FOREST trails badly damaged by Storm Arwen must reopen ‘urgently’, says a Borders MP.
Walking and biking routes in the Tweed Valley closed to the public due to safety concerns after high winds battered the region in November.
But Conservative MP David Mundell has voiced fears of tourism opportunities “slipping away” if the trails remain shut.
“Everyone will understand the need to close the forests in the aftermath of Storm Arwen in the interests of public safety, and the need to make a full assessment of the damage caused before beginning clear-up operations,” said the representative for Dumfriesshire, Clydesdale and Tweeddale.
“However, as those local businesses who have contacted me have pointed out, the Tweed Valley forests are one of the bedrocks of the local economy here in Tweeddale and there is an urgent need to get walking and mountain biking trails safely re-opened as quickly as possible to ensure that tourism opportunities do not slip away.”
Mr Mundell says he wants to meet with officials from Forestry and Land Scotland (FLS) in the coming weeks to discuss the matter.
He said: “I am seeking a meeting with them in the New Year both to be updated on progress being made and to make the case for every effort to be made to get local walking and biking trails re-opened as a matter of real urgency.”
A spokesperson from FLS said: “The damage that Storm Arwen caused was significant across the south of Scotland and we have hundreds of miles of paths and mountain biking trails which have been impacted to some degree. We are already beginning to open up some trails, including in the Tweed Valley, but others will not re-open until the New Year.
“We fully appreciate the importance of the trail network to tourism in the area and agree that it is important for the local community and for local businesses that the trails are re-opened as soon as possible, that’s why, along with access to peoples properties, we have been prioritising this work since the storm.”
They added: “We’ve been working hard for several weeks now to make that happen, surveying trails, and then organising and carrying out the work the work to get them safely cleared. We appreciate that people are keen to get back out into the forest, we want that to happen as soon as possible to, but this work can be a dangerous and demanding job, it needs to be done carefully and by competent and experienced people and equipment. Fallen trees might look to be solidly on the ground or stacked across each other but they can slip, pivot, roll or fall at the slightest disturbance.
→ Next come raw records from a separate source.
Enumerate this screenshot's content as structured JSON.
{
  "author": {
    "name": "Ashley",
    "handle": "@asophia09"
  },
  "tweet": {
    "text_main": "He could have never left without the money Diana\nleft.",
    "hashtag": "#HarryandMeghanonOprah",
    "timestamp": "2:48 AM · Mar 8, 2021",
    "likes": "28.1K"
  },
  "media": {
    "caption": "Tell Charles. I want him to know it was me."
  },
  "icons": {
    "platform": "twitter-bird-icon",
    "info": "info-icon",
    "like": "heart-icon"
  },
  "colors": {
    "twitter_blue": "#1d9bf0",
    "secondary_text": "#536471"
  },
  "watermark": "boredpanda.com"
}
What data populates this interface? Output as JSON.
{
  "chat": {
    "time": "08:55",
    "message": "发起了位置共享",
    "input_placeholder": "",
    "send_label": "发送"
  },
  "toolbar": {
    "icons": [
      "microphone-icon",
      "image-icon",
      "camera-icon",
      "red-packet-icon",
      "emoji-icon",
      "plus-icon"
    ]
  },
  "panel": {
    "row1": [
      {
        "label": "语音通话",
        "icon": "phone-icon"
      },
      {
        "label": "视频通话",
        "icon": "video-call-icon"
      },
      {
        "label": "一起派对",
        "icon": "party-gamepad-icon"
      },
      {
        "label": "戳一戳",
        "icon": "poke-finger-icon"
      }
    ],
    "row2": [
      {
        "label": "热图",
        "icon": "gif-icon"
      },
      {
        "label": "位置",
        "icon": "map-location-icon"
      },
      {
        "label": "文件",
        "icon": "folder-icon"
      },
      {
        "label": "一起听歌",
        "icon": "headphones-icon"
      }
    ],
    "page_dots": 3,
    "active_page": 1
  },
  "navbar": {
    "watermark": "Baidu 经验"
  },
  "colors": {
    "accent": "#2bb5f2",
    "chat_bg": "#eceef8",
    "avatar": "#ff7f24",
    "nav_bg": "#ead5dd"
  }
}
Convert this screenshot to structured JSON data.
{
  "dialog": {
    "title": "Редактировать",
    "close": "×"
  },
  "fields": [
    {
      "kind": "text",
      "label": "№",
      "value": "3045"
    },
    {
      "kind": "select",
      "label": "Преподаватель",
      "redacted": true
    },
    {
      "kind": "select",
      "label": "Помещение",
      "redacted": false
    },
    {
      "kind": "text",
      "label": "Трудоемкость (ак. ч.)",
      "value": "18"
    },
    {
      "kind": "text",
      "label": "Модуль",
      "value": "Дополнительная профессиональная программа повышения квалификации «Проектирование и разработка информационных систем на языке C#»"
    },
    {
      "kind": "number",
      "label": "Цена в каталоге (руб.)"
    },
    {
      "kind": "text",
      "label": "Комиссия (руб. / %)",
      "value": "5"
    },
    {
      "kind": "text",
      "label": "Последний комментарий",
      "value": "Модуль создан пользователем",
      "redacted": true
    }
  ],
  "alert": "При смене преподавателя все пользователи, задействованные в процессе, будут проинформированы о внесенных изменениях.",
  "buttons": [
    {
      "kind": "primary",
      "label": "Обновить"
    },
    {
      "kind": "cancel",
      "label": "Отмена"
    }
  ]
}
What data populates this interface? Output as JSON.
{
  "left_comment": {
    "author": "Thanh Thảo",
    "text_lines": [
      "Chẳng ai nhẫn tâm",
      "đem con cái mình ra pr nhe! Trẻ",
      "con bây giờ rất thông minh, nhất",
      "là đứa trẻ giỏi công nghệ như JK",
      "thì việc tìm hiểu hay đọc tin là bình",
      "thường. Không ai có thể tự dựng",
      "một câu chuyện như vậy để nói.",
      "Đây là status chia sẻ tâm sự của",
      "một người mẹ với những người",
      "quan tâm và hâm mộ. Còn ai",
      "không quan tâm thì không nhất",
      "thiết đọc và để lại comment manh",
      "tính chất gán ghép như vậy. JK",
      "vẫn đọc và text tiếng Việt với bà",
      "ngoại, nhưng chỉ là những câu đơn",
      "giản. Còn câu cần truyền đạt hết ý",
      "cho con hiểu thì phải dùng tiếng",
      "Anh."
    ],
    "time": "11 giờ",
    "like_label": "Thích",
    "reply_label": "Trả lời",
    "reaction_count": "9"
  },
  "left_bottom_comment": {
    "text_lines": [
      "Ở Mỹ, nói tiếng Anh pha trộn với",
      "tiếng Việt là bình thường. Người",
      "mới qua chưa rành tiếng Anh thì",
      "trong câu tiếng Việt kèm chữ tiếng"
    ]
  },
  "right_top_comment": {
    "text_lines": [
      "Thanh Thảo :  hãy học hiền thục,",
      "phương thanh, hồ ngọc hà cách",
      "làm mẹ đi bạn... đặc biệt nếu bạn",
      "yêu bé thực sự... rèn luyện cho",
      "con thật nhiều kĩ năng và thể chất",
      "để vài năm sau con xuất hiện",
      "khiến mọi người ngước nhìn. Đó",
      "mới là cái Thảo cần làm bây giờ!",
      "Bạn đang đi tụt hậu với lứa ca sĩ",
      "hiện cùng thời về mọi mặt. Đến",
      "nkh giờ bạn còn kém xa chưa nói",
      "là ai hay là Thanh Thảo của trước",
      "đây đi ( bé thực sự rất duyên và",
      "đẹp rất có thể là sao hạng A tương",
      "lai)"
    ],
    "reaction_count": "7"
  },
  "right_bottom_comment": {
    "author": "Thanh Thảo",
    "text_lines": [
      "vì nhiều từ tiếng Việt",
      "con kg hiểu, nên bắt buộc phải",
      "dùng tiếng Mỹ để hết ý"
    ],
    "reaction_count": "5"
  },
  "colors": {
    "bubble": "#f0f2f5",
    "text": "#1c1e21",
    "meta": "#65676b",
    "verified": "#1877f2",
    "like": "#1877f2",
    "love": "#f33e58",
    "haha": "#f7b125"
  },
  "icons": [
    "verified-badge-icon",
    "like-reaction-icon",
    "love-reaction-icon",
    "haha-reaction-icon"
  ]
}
Trails will progressively reopen as we make them safe – several will be open from Thursday (yesterday) – and anyone thinking of visiting any of our forests should check our website for the latest updates on sites that are open and those that remain closed.”